After boarding the flight from Chicago to Memphis, I received a surprise.  Apparently I was not yet skilled in the art of putting a diaper on a vertical, wiggly toddler.  It was crooked on Rhet's little booty, and she peed right out the side and into my lap.  *Sigh/giggle*

(Dear North Face,
Your convertible outdoors pants/shorts are the best EVER.
A Peed-On Mom)

It was a crazy feeling, the closer and closer we got to Memphis.  I just couldn't believe we were really going to be home.  All three of us would walk through that front door, plop our bags down (to be unpacked several weeks later), and settle into our new/same-ole home with our...CHILD!

As our plane touched down in the land of the Delta blues (no rain), I was just filled with so much weary gratitude.  
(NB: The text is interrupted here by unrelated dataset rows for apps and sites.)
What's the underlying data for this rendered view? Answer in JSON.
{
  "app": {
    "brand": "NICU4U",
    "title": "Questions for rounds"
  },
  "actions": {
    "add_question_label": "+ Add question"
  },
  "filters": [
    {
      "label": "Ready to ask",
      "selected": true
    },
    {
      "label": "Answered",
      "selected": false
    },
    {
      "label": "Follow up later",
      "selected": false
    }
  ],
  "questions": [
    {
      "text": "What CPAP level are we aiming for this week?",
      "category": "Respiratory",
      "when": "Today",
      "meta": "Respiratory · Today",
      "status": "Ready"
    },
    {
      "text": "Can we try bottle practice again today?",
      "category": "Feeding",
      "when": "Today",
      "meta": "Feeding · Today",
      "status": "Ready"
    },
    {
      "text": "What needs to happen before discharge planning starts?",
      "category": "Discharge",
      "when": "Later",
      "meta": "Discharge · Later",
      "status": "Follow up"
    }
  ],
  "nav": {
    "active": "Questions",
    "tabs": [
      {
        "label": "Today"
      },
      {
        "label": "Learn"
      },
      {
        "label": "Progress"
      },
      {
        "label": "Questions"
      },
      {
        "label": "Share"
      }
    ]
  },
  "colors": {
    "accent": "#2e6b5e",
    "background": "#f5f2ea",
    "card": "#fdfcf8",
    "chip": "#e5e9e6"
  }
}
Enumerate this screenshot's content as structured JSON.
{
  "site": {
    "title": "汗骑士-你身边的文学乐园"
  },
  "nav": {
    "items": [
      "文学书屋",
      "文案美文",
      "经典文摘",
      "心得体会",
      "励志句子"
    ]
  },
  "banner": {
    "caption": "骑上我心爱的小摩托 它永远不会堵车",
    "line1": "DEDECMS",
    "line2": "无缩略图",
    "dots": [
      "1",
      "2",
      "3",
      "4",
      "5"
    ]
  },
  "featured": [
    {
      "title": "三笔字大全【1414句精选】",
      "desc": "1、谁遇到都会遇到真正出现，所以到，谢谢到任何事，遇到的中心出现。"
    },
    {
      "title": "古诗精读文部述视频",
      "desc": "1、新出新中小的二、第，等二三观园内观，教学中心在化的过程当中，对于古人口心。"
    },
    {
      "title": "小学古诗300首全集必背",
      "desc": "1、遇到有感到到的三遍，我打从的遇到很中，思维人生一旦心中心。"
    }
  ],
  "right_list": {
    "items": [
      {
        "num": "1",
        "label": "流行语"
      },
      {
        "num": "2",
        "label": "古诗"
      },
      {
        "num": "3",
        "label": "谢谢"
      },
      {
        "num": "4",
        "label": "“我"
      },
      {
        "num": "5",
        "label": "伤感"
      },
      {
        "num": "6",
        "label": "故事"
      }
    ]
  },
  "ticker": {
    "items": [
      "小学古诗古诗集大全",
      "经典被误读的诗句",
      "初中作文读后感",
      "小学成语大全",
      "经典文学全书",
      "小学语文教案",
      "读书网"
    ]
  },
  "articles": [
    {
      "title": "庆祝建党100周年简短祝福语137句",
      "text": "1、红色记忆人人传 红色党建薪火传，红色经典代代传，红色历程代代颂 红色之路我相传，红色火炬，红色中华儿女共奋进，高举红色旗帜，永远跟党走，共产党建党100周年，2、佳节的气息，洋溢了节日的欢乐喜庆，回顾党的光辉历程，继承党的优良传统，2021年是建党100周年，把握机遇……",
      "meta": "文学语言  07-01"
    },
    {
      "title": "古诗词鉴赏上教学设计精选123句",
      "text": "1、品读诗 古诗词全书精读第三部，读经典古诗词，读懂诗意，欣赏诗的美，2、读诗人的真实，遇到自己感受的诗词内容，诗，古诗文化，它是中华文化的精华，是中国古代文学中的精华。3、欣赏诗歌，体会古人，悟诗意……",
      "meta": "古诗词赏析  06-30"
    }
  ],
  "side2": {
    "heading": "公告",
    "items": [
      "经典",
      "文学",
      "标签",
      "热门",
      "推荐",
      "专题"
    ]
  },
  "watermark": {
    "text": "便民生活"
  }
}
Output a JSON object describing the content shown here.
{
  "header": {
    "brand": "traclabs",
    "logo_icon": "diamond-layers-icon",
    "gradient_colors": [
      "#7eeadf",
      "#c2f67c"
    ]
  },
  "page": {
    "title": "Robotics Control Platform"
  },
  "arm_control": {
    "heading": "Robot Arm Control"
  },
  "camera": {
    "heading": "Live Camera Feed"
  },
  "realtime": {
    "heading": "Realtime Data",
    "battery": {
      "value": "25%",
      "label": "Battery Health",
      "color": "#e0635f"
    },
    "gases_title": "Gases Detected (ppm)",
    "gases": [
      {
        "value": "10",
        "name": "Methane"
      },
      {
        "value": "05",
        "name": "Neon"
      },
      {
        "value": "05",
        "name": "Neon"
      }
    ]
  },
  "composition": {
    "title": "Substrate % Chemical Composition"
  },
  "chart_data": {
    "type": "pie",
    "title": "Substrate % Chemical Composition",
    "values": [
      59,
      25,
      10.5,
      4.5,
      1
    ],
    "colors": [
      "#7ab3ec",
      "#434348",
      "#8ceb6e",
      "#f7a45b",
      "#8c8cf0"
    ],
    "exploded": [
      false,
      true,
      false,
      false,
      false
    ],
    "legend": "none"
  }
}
When we exited the airport, the whoosh of the automatic doors blew 100+ degree air in our faces, and I put our sleeping baby in her car seat.  (Nick had forgotten to change the height of the straps on the seat, so we actually smooshed our baby into her car seat...haha.)  

(We had requested no friends/family meet us at the airport, for fear of overwhelming a very tired child.  Thankful we made that call, as she slept through the entire de-boarding, luggage retrieval, and ride home.)  

Three months later feels like three years later.  The transition has been fun, hard work, and a really sweet time for us.  

Thanks for stickin' with me as I tried to get all of my memories out into the blogosphere.  Adopting Rhet has been the most difficult/challenging and most rewarding/wonder-full experience I've (we've) gone through.  We're pretty much "back" to normal around here now--our new normal, that is, and I'm looking forward to getting back to the new normal on the ole' blog as well.  Expect some adoption/parent-centric posts along with my old familiar loves of food, running, Memphis, and pondering life.  :)

How do you end such a truly epic series that changed your life?  Like this.  Cya.  ;)


amanda said...

Hi Jessie its amanda from asheville nc. wow have i been enjoying reading your blog....our journey home from ethiopia with our 16month old medhanit is still something im processing and def something i sound very dramatic about when I recall...so so so intense! Rhett looks great I am so happy for you all. Love, Amanda

Jane said...

Wow. What an amazing journey. I cannot even begin to imagine what it must have felt like to walk out of the airport in Memphis and be home! Wow! Rhet is a cutie and I can't wait to read more about the adventure of being her mom!

Adopting Rhet: Click on the timeline above to read more